; or even to a market maker for a particular stock. There's no waiting long moments for a confirming email. Zap off a bid, and if the price is right, it gets executed -- usually in a fraction of a second.

Contrast that to the way typical brokers route your order. You check the stock's price. Fill in the order form. Confirm your password. Then let it fly. From there, the order is in your broker's hands. Depending on market conditions, any number of things can happen. Your broker might take the other side of your trade. Alternately, your broker might route your order -- if it's a Nasdaq stock -- to a market maker for execution.
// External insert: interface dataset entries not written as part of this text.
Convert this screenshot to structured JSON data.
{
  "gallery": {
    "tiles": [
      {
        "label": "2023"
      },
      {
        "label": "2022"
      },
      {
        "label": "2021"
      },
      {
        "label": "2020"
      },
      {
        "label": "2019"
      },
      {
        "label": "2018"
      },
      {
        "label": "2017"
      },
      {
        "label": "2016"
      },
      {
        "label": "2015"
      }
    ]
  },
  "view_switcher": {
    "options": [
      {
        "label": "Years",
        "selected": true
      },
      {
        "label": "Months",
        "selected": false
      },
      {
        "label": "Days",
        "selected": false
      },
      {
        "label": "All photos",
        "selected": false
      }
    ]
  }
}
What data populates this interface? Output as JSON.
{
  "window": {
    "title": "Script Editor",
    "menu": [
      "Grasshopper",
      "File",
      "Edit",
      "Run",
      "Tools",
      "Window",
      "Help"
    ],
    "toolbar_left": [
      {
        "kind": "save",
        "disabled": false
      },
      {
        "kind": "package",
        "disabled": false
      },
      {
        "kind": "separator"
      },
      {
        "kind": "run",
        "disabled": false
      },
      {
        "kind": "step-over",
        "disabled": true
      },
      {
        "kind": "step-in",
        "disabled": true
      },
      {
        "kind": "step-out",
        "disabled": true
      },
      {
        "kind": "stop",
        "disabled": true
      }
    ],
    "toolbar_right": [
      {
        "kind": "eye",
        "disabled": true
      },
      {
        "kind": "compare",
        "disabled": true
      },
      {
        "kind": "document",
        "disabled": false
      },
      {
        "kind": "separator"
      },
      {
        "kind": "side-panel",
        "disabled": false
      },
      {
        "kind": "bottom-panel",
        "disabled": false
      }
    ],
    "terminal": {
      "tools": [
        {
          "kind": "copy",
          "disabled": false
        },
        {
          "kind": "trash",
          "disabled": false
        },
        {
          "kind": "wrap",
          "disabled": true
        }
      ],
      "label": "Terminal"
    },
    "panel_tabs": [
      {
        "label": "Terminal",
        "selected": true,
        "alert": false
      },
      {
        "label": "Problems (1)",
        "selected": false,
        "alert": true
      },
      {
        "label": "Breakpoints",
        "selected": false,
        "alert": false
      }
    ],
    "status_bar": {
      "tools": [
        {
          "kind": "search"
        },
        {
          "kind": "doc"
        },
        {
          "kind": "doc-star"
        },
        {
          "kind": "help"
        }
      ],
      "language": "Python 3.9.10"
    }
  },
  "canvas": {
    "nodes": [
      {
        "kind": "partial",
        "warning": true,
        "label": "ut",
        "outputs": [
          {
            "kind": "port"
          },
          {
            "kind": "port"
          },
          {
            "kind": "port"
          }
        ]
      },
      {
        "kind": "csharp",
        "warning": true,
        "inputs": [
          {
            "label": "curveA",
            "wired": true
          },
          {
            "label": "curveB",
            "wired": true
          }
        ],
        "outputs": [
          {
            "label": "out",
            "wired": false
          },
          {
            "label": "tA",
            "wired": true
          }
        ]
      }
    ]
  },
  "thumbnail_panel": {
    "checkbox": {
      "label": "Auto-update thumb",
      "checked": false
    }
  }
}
Or the broker may have a financial arrangement to route orders to a particular trading firm. (For more on these arrangements, see our

story on payment for order flow.)

Whichever route your order takes, the bottom line is this: Prices can change during the delay -- and you could miss an opportunity.

Direct-access brokers can help you seize those opportunities. That's because direct-access trading software lets you see up-to-the-second prices. You can jump on an opportunity the moment you see it. Just as important, if you see momentum shifting, you can cancel a pending order with equal speed. That capability translates into money saved, whether you're trading for 1/16th of a point or getting in and out of long-term positions. Think of the standard transmission on a Lincoln vs. the gearbox on a Ferrari.

Survey respondent

Hasan Syed

perhaps put it best: "Let's face it," he writes. "Regardless of how frequently or infrequently one trades, it is vital to have the best execution possible. For that you need a direct-access broker; the rest simply cannot compare."

Customer Service Concerns

It's notable that customer support ranked last among the factors that led traders to switch to direct-access brokers, despite the fact that many reported receiving poor customer service. Judging from write-in comments we received, customer service is an area direct-access brokers can definitely improve upon.

That should serve as a note of caution for those of you tempted by advanced direct-access features. They take time to learn, and they don't always work the way they should. To stretch our analogy: Just like a sports car, direct-access software can require a lot of tinkering before it works properly. The comments we received suggest breakdowns and spinouts are all too frequent. Survey respondents complained about real-time portfolio balancing tools that didn't work, orders that didn't go through and Java applications that froze their computers at critical moments. One writes: "It appears to me that while direct access is a great idea, you require a real pioneering spirit to employ one of these services at this juncture."

Other responses suggest direct-access brokers -- no surprise -- are especially prone to breakdowns during heavy volume days. "I still believe that online brokers' biggest concern should be making certain their clients have fast, easy and reliable access regardless of market conditions," writes

Chris Chester

. "If that means getting faster, bigger servers, then they should do it without hesitation."

Whether or not they receive adequate hand-holding, are direct-access customers satisfied with their brokers? Written responses suggest the answer is yes. "After experiencing direct trading it would be difficult to go back to the Charles Schwab speed of execution," writes

Wayne Widener

, who has accounts with and

. "Both have too many features to ever consider using them all," he admits. "I am currently daytrading, but I would keep my direct-trading brokers even if I reverted back to trading longer term."

Seems that just like with sports cars, we enjoy all that power under the hood, even when we're cruising in the slow lane.

Mark Ingebretsen is editor-at-large with

Online Investor magazine. He has written for a wide variety of business and financial publications. Currently he holds no positions in the stocks of companies mentioned in this column. While Ingebretsen cannot provide investment advice or recommendations, he welcomes your feedback at